Dataset excerpts
--- START ---
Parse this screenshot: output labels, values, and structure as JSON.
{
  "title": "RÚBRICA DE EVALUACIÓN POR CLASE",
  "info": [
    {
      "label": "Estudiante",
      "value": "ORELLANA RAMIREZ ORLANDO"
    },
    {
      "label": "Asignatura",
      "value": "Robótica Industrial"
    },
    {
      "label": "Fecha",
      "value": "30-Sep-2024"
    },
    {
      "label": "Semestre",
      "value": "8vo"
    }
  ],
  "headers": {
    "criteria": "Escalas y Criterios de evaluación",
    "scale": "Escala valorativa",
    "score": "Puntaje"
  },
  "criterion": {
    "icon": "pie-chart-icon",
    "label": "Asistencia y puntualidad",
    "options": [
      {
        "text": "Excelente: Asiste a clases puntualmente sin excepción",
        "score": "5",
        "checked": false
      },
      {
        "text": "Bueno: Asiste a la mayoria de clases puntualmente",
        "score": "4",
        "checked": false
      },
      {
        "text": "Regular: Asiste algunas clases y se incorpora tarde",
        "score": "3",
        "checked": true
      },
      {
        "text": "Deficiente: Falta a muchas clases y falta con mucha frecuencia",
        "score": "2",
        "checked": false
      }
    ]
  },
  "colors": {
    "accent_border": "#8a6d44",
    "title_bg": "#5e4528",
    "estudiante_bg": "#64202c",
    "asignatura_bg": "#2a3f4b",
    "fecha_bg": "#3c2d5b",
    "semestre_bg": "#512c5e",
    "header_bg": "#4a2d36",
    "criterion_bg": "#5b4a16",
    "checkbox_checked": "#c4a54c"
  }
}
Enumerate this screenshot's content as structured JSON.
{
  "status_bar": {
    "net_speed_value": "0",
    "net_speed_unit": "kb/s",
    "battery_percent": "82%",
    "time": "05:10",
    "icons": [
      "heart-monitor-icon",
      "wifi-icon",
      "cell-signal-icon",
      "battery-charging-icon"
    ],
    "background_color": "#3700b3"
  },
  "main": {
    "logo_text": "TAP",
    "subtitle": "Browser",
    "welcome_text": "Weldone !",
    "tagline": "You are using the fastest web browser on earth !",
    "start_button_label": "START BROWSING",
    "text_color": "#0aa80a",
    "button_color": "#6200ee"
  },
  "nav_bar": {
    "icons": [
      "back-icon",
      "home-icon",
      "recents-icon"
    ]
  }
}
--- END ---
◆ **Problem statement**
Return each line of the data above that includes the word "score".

◆ **Exercise result**
    "score": "Puntaje"
        "score": "5",
        "score": "4",
        "score": "3",
        "score": "2",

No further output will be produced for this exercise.